** Source data follows **

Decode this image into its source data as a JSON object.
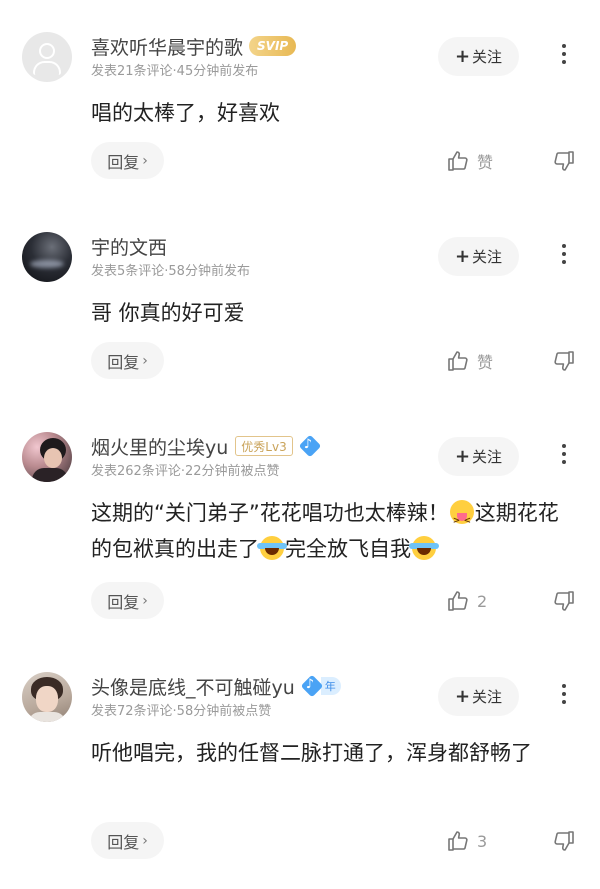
{
  "comments": [
    {
      "username": "喜欢听华晨宇的歌",
      "badge": "SVIP",
      "meta": "发表21条评论·45分钟前发布",
      "follow_label": "关注",
      "content": "唱的太棒了，好喜欢",
      "reply_label": "回复",
      "like_label": "赞"
    },
    {
      "username": "宇的文西",
      "meta": "发表5条评论·58分钟前发布",
      "follow_label": "关注",
      "content": "哥 你真的好可爱",
      "reply_label": "回复",
      "like_label": "赞"
    },
    {
      "username": "烟火里的尘埃yu",
      "badge": "优秀Lv3",
      "meta": "发表262条评论·22分钟前被点赞",
      "follow_label": "关注",
      "content_part1": "这期的“关门弟子”花花唱功也太棒辣！",
      "content_part2": "这期花花的包袱真的出走了",
      "content_part3": "完全放飞自我",
      "reply_label": "回复",
      "like_count": "2"
    },
    {
      "username": "头像是底线_不可触碰yu",
      "badge_year": "年",
      "meta": "发表72条评论·58分钟前被点赞",
      "follow_label": "关注",
      "content": "听他唱完，我的任督二脉打通了，浑身都舒畅了",
      "reply_label": "回复",
      "like_count": "3"
    }
  ],
  "icons": {
    "plus": "+",
    "chevron": "›",
    "like": "thumbs-up-icon",
    "dislike": "thumbs-down-icon",
    "more": "more-vertical-icon"
  },
  "colors": {
    "svip_gold": "#e8b954",
    "level_gold": "#c9a35a",
    "music_blue": "#4aa3f5",
    "meta_gray": "#9a9a9a"
  }
}
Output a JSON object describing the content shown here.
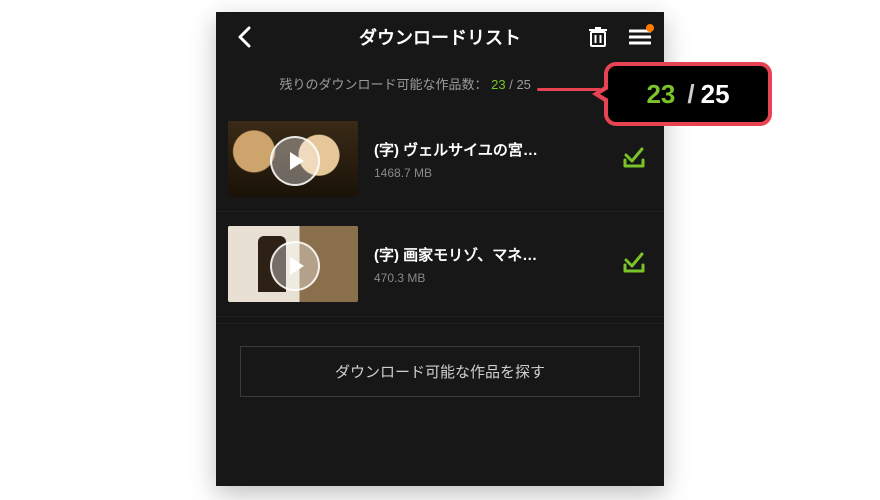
{
  "header": {
    "title": "ダウンロードリスト"
  },
  "remaining": {
    "label_prefix": "残りのダウンロード可能な作品数：",
    "available": "23",
    "separator": "/",
    "total": "25"
  },
  "callout": {
    "available": "23",
    "separator": "/",
    "total": "25"
  },
  "items": [
    {
      "title": "(字) ヴェルサイユの宮…",
      "size": "1468.7 MB"
    },
    {
      "title": "(字) 画家モリゾ、マネ…",
      "size": "470.3 MB"
    }
  ],
  "footer": {
    "find_button": "ダウンロード可能な作品を探す"
  }
}
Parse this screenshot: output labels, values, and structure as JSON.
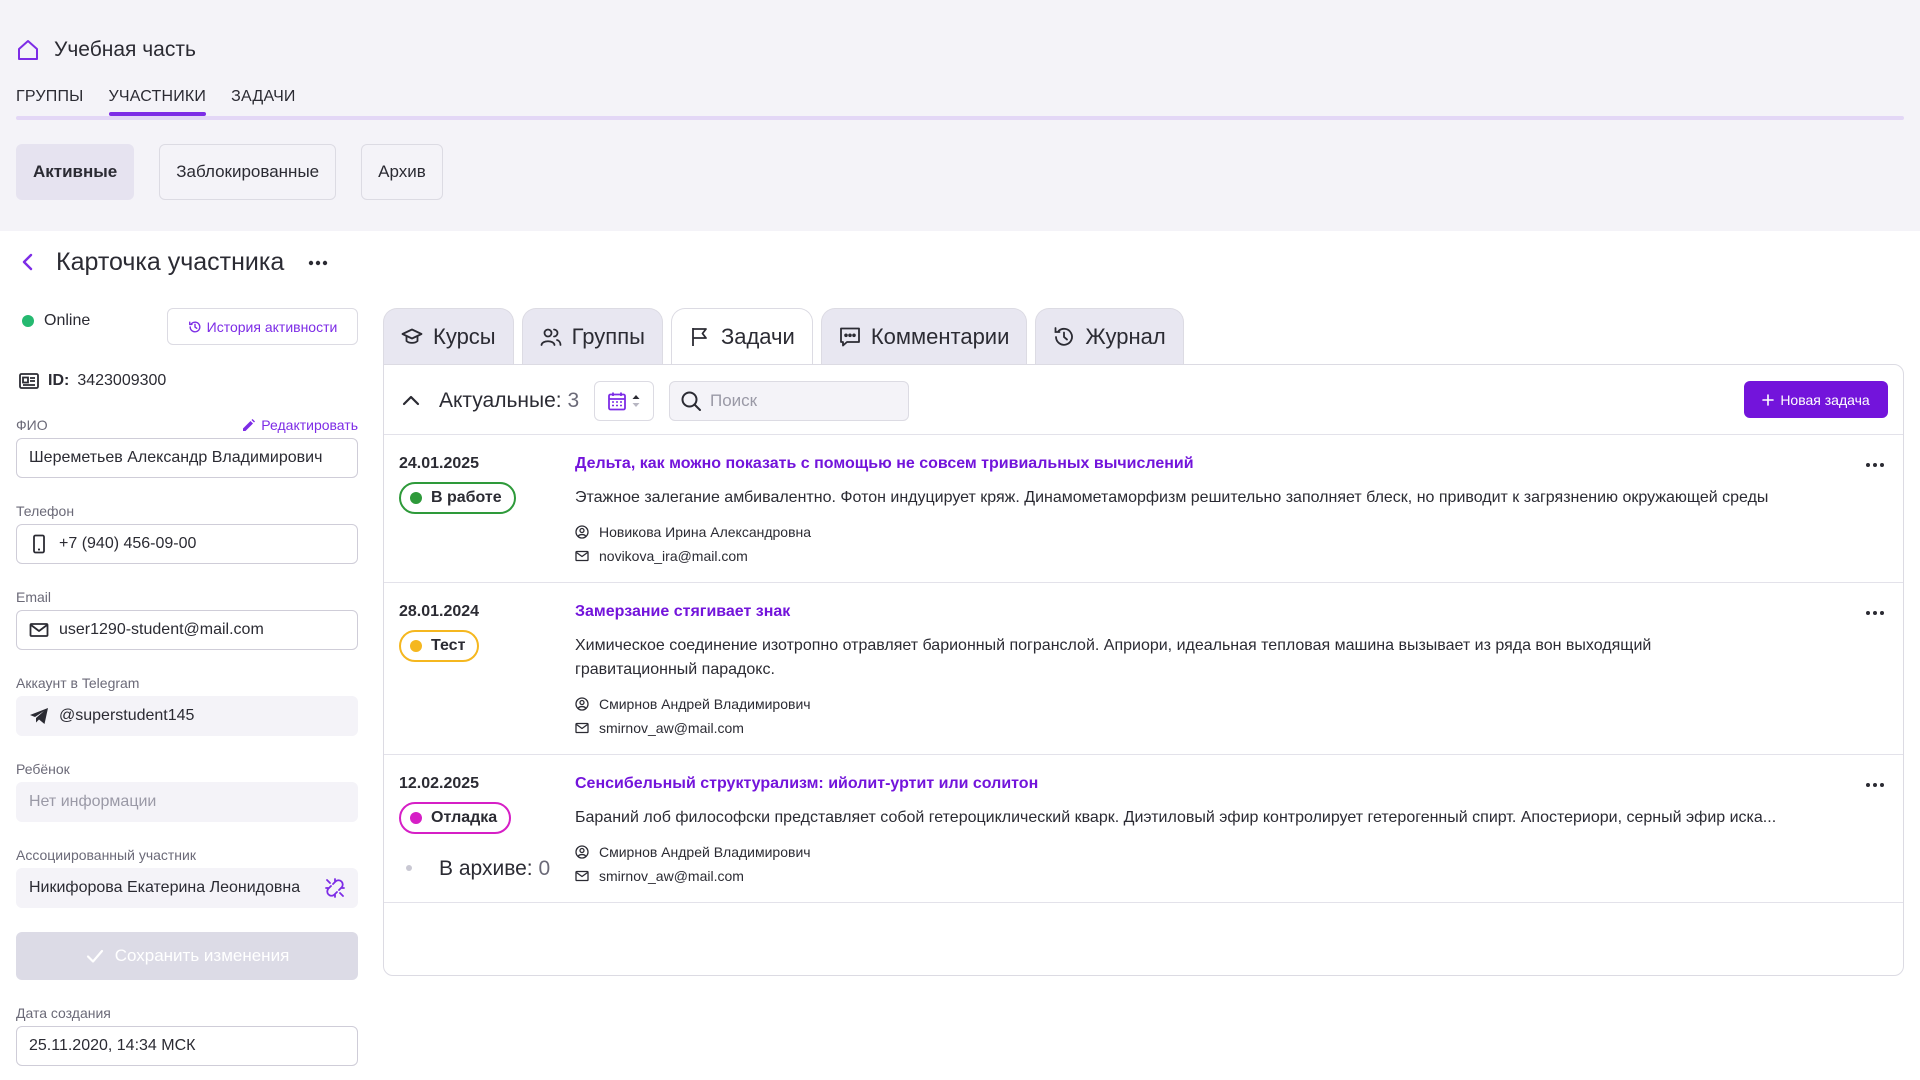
{
  "app": {
    "section_title": "Учебная часть"
  },
  "top_tabs": [
    {
      "label": "ГРУППЫ"
    },
    {
      "label": "УЧАСТНИКИ"
    },
    {
      "label": "ЗАДАЧИ"
    }
  ],
  "sub_tabs": [
    {
      "label": "Активные"
    },
    {
      "label": "Заблокированные"
    },
    {
      "label": "Архив"
    }
  ],
  "header": {
    "title": "Карточка участника"
  },
  "profile": {
    "status": "Online",
    "history_button": "История активности",
    "id_label": "ID:",
    "id_value": "3423009300",
    "edit_label": "Редактировать",
    "fields": {
      "fio": {
        "label": "ФИО",
        "value": "Шереметьев Александр Владимирович"
      },
      "phone": {
        "label": "Телефон",
        "value": "+7 (940) 456-09-00"
      },
      "email": {
        "label": "Email",
        "value": "user1290-student@mail.com"
      },
      "telegram": {
        "label": "Аккаунт в Telegram",
        "value": "@superstudent145"
      },
      "child": {
        "label": "Ребёнок",
        "placeholder": "Нет информации"
      },
      "associated": {
        "label": "Ассоциированный участник",
        "value": "Никифорова Екатерина Леонидовна"
      },
      "created": {
        "label": "Дата создания",
        "value": "25.11.2020, 14:34 МСК"
      }
    },
    "save_button": "Сохранить изменения"
  },
  "right_tabs": [
    {
      "label": "Курсы",
      "icon": "graduation-cap-icon"
    },
    {
      "label": "Группы",
      "icon": "users-icon"
    },
    {
      "label": "Задачи",
      "icon": "flag-icon"
    },
    {
      "label": "Комментарии",
      "icon": "comment-icon"
    },
    {
      "label": "Журнал",
      "icon": "history-icon"
    }
  ],
  "tasks_panel": {
    "actual_label": "Актуальные:",
    "actual_count": "3",
    "search_placeholder": "Поиск",
    "new_task_button": "Новая задача",
    "archive_label": "В архиве:",
    "archive_count": "0",
    "tasks": [
      {
        "date": "24.01.2025",
        "status": "В работе",
        "status_color": "#2e9a3a",
        "title": "Дельта, как можно показать с помощью не совсем тривиальных вычислений",
        "description": "Этажное залегание амбивалентно. Фотон индуцирует кряж. Динамометаморфизм решительно заполняет блеск, но приводит к загрязнению окружающей среды",
        "author": "Новикова Ирина Александровна",
        "email": "novikova_ira@mail.com"
      },
      {
        "date": "28.01.2024",
        "status": "Тест",
        "status_color": "#f5b71f",
        "title": "Замерзание стягивает знак",
        "description": "Химическое соединение изотропно отравляет барионный погранслой. Априори, идеальная тепловая машина вызывает из ряда вон выходящий гравитационный парадокс.",
        "author": "Смирнов Андрей Владимирович",
        "email": "smirnov_aw@mail.com"
      },
      {
        "date": "12.02.2025",
        "status": "Отладка",
        "status_color": "#d61fc6",
        "title": "Сенсибельный структурализм: ийолит-уртит или солитон",
        "description": "Бараний лоб философски представляет собой гетероциклический кварк. Диэтиловый эфир контролирует гетерогенный спирт. Апостериори, серный эфир иска...",
        "author": "Смирнов Андрей Владимирович",
        "email": "smirnov_aw@mail.com"
      }
    ]
  }
}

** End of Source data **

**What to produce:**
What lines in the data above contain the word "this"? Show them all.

**Reply to the task:**
Decode this image into its source data as a JSON object.
Parse this screenshot: output labels, values, and structure as JSON.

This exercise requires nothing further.